Does Your Dog Have Allergies?
A lot of pet owners don’t realize that dogs have allergies much like we do. Their allergies just manifest themselves in different ways. For us it might look like sneezing or congestion -- for dogs it often looks like itchiness or red, irritated skin.
Allergies are common in dogs and can be tricky to diagnose, but with your veterinarian’s advice and some persistence, you’ll be able to find some relief for your pup.
What Causes Dog Allergies?
Your dog’s allergies could be caused by one or more allergens from their environment. It could be a reaction to flea saliva, dust, dust mites, insect bites, or even something as specific as a certain cloth or food ingredient. If your dog only seems to have allergies for part of the year, it could be seasonal allergies to pollen, grass, fleas, mites, or mold.
Signs of Allergies
- Itchy skin
- Red or irritated skin
- Licking at paws
- Face rubbing
- Watery eyes
- Fur Loss
- Skin and ear infections
- Gastrointestinal issues, such as chronic diarrhea
Types of Allergies
Dog allergies are typically categorized as atopic dermatitis, respiratory allergies, and food allergies. Atopic dermatitis is the most common type of dog allergy. Allergens your pup comes into contact with can cause an inflammatory response when inhaled or rubbed into the skin. For this type of allergy, your dog will likely exhibit signs of skin irritation, which can become a serious problem over time, leading to issues like raw skin or paws, rashes, bald patches, broken skin, and even infections or lesions.
Respiratory allergies in dogs are similar to human allergies; however, they are not as common in dogs as they are in humans and cats.
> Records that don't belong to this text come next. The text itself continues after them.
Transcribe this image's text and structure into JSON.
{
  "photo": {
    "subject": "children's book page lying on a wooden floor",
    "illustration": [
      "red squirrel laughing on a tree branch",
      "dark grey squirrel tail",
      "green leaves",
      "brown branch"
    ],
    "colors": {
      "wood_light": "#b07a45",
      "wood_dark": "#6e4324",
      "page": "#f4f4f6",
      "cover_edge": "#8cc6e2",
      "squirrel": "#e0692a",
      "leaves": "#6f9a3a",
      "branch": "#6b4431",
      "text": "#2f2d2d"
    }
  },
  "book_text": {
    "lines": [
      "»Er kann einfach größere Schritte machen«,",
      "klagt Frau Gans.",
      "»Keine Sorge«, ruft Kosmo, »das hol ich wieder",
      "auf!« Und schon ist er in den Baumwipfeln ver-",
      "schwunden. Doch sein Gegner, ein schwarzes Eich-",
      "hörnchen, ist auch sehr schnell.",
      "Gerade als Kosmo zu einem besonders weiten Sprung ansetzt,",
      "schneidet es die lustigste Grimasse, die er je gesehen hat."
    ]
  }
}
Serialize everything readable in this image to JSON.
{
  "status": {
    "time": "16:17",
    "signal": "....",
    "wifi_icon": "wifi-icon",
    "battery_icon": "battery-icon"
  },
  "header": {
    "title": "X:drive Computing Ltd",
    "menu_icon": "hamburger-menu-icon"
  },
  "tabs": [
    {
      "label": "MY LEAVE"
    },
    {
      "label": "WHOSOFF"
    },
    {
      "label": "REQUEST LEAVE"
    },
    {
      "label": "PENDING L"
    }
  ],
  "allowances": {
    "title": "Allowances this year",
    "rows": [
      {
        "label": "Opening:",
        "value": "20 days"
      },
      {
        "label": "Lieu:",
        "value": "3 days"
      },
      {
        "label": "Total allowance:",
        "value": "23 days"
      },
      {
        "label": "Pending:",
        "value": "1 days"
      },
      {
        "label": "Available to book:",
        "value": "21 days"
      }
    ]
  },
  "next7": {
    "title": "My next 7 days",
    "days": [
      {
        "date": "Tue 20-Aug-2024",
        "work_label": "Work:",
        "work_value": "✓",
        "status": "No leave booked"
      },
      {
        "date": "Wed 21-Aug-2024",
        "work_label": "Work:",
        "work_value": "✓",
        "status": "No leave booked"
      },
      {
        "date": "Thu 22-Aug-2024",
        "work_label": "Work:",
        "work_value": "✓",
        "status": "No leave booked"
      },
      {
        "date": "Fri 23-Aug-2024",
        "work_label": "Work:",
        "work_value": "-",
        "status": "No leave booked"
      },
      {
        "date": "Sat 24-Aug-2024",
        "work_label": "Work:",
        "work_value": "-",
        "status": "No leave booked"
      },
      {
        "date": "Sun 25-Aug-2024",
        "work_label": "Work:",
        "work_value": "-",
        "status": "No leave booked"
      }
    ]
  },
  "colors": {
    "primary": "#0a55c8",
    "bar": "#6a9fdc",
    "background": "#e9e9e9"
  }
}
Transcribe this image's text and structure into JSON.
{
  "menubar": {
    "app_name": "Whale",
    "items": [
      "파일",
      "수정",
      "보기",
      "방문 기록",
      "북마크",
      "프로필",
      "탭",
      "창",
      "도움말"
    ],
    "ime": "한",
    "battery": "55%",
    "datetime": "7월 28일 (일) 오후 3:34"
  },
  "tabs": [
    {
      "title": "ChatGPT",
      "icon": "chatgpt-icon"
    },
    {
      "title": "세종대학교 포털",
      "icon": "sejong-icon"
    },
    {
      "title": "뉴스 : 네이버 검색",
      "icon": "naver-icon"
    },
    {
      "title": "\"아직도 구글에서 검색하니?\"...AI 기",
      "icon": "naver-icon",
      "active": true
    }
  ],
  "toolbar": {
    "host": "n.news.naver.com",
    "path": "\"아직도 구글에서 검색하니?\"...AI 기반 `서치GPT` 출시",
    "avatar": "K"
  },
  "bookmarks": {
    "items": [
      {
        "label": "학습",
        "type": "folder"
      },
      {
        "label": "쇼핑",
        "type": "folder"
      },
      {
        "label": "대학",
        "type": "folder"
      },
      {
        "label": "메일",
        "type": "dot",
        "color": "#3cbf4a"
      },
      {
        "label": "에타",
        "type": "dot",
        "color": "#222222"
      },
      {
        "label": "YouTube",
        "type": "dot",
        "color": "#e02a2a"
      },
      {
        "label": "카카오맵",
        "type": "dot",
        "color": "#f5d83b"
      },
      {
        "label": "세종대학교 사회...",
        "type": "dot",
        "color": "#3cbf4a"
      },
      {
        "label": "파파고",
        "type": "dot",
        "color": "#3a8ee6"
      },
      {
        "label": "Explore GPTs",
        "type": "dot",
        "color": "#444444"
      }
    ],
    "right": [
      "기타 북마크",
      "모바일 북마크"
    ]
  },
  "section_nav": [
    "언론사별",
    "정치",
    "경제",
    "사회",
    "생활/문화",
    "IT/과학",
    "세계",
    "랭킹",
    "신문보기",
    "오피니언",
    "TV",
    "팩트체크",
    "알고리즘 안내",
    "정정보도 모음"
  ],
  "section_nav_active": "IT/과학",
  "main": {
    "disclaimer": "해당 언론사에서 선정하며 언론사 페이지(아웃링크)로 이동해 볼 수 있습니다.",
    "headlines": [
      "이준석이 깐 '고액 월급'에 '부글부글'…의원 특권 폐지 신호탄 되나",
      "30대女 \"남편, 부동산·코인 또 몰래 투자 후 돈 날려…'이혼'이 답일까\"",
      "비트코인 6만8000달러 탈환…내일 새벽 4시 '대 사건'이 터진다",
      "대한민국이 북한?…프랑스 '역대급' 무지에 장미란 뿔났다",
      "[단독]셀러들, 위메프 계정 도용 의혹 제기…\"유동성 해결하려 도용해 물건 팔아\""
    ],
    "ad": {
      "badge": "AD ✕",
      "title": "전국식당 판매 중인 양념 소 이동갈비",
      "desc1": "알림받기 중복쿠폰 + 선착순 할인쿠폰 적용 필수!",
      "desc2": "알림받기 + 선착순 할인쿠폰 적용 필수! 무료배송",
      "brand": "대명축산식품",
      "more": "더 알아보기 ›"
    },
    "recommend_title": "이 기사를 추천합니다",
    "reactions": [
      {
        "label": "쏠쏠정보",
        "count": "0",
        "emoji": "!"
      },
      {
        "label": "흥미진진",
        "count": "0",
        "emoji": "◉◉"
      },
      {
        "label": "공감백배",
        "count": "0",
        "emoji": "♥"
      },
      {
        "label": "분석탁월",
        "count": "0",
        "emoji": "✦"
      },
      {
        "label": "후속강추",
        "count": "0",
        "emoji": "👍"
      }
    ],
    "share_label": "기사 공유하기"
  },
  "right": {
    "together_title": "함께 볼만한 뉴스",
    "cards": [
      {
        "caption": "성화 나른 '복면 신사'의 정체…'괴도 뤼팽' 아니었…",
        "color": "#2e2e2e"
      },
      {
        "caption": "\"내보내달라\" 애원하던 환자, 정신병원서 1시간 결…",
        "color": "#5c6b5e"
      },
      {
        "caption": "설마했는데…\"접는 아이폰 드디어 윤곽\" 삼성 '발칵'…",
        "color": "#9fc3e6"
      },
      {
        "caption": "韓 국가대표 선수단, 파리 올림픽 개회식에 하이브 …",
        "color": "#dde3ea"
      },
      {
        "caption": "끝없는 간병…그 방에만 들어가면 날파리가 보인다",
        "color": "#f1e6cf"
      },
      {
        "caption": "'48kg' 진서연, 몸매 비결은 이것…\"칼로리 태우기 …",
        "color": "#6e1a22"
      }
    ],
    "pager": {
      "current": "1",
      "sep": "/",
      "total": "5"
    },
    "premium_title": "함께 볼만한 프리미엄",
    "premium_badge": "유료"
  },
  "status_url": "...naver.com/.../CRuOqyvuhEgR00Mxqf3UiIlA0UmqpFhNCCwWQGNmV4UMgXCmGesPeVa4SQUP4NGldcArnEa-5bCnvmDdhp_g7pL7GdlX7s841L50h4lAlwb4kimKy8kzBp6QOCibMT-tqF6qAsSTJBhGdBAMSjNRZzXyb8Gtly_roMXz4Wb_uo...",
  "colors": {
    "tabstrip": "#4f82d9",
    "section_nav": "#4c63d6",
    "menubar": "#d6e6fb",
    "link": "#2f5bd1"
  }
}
This type of allergy results from inhaling allergens like pollen or dust. If your pup has respiratory allergies, you may see symptoms such as itchy, watery eyes, coughing, or sneezing, and they may only show up seasonally.
The third category is food allergies, which are also not very common in dogs. Certain signs of reactions to food are easily spotted and include vomiting, diarrhea, and other gastrointestinal issues. But unfortunately the majority of food allergy symptoms are similar to the symptoms of atopic dermatitis (itchy skin, etc.) and will require further testing to diagnose.
What To Do
Work with your veterinarian to find out what’s at the root of your pup’s reactions and how to best manage them. Your vet will run a variety of tests that may shed some light on the issue. If tests don’t reveal any clear cause for the reaction, your vet will work with you to try different treatment options to find what works.
- Get flea problems under control -- and prevent fleas in the first place by regularly using flea medication.
- Bathe your pup one to two times a week with a gentle, soap-free dog shampoo.
- Feed your pup a high-quality diet made with healthy ingredients.
- Consider replacing your dog’s bed with a hypoallergenic bed resistant to allergens, such as dust mites, and made with hypoallergenic material. Replace it yearly and wash the cover regularly.
The best way to prevent allergy symptoms in your pup is to avoid the allergen, but (of course) that is no easy feat! Thankfully there are medications and other strategies that can help relieve your pup once you find out what the root cause is.
Managing your pup’s allergies will be an ongoing process, but with your vet’s help and some patience, you’ll be able to find a treatment plan that will help, and your buddy will be happier and healthier for it!
Merck Vet Manual:
American Veterinary Medical Foundation (AVMF)
Hill's Pet Nutrition